New York City to suspend overnight subway operations to disinfect cars

New York Gov. Andrew Cuomo and New York City Mayor Bill de Blasio announced Thursday that the City Transit Authority will suspend 24-hour subway operations for four hours a night to disinfect cars and address the increase in homelessness,media outlet The Verge reported. New York City is known as the “Night City” thanks to its 24-hour subway service. But as the COVID-19 virus continues to ravage cities, Cuomo said it is necessary to protect subway workers who are particularly hard hit by the virus.

New York City to suspend overnight subway operations to disinfect cars

“This will be one of the most positive, creative, and challenging jobs that the New York Metropolitan Transportation Authority (MTA) has done,” Cuomo said.
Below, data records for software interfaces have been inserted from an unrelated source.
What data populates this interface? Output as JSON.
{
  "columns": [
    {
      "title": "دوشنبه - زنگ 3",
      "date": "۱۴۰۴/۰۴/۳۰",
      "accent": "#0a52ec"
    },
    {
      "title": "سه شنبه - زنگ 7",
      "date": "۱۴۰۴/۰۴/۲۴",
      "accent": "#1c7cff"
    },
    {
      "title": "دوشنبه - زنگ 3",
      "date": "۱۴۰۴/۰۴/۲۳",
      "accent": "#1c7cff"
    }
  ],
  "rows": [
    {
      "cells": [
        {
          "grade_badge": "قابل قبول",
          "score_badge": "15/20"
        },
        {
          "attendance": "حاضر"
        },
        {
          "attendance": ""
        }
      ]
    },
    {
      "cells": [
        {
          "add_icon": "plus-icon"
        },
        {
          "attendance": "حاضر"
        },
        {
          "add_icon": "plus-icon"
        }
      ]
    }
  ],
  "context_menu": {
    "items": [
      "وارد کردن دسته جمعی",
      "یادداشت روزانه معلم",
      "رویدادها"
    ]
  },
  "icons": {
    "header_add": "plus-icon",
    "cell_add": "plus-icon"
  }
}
The governor said the MTA will stop subway service from 1 a.m. to 5 a.m. daily from May 6. “One to five o’clock is the time to stop operating,” Mr Cuomo said, during which time about 10,000 people took the subway.

He said the city and state governments would provide alternative travel services to key employees who needed to commute during those hours. During the suspension of services, there will be “buses, one dollar vans” and, if necessary, “rental vehicles” will be provided free of charge to basic staff during these hours.”

An Uber spokesman would not confirm whether Cuomo’s office or mTA had been in contact with the subsidy for the necessary workers to travel by car. “We are ready to temporarily help transport the necessary workers at a time when the city needs it. Like all New Yorkers, we rely on a strong public transportation system and are happy to play a small role in this crisis to help keep the system running safely. The spokesman said in a statement.

New York City’s public transportation has been affected by COVID-19, and the MTA reports a 90 percent drop in public transportation traffic in the city since the outbreak began. The agency has scaled back some train and bus services to cope with a drop in passengers, but many important workers still rely on buses to commute to and from work every day. More than 80 MTA employees have died from the new coronavirus infection.

The outbreak of the COVID-19 virus has forced many homeless New Yorkers into the subway system. In response, Mr. Beth-howe ordered additional officers and staff to enter the subway station at night. But advocates say more needs to be done to protect these vulnerable people.